What the task asks: Search the records for the string "Enter" and copy every line where it turns up.

Task input Block Start

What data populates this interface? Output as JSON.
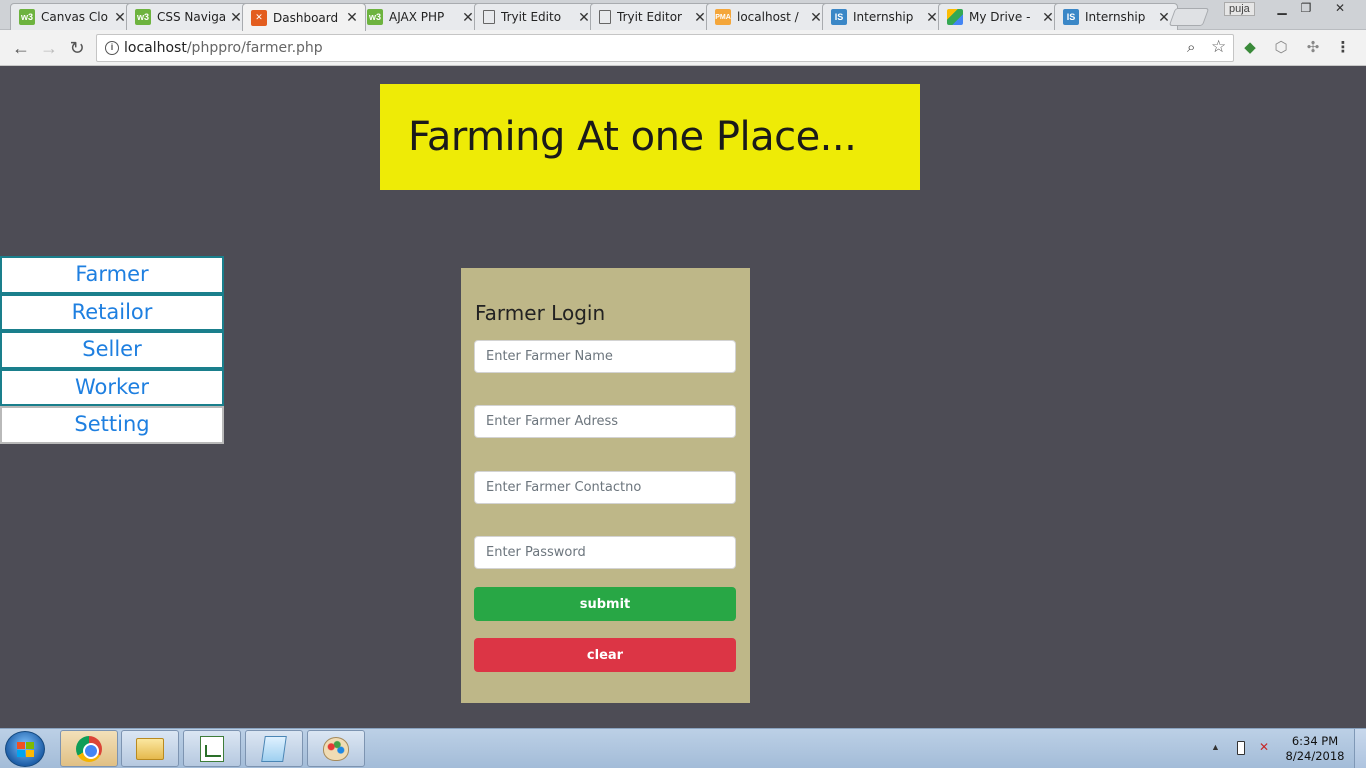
{
  "browser": {
    "tabs": [
      {
        "title": "Canvas Clo",
        "icon": "w3schools-icon",
        "active": false
      },
      {
        "title": "CSS Naviga",
        "icon": "w3schools-icon",
        "active": false
      },
      {
        "title": "Dashboard",
        "icon": "xampp-icon",
        "active": true
      },
      {
        "title": "AJAX PHP",
        "icon": "w3schools-icon",
        "active": false
      },
      {
        "title": "Tryit Edito",
        "icon": "document-icon",
        "active": false
      },
      {
        "title": "Tryit Editor",
        "icon": "document-icon",
        "active": false
      },
      {
        "title": "localhost /",
        "icon": "phpmyadmin-icon",
        "active": false
      },
      {
        "title": "Internship",
        "icon": "internshala-icon",
        "active": false
      },
      {
        "title": "My Drive -",
        "icon": "google-drive-icon",
        "active": false
      },
      {
        "title": "Internship",
        "icon": "internshala-icon",
        "active": false
      }
    ],
    "profile_name": "puja",
    "url_host": "localhost",
    "url_path": "/phppro/farmer.php"
  },
  "page": {
    "banner_title": "Farming At one Place...",
    "nav": [
      "Farmer",
      "Retailor",
      "Seller",
      "Worker",
      "Setting"
    ],
    "login": {
      "heading": "Farmer Login",
      "name_placeholder": "Enter Farmer Name",
      "address_placeholder": "Enter Farmer Adress",
      "contact_placeholder": "Enter Farmer Contactno",
      "password_placeholder": "Enter Password",
      "submit_label": "submit",
      "clear_label": "clear"
    }
  },
  "taskbar": {
    "time": "6:34 PM",
    "date": "8/24/2018"
  },
  "colors": {
    "page_bg": "#4d4c55",
    "banner_bg": "#eeeb06",
    "login_bg": "#beb788",
    "submit_bg": "#28a745",
    "clear_bg": "#dc3545",
    "nav_text": "#1e7fe0",
    "nav_border": "#1a7f8c"
  }
}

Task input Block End

Answer area:
      "name_placeholder": "Enter Farmer Name",
      "address_placeholder": "Enter Farmer Adress",
      "contact_placeholder": "Enter Farmer Contactno",
      "password_placeholder": "Enter Password",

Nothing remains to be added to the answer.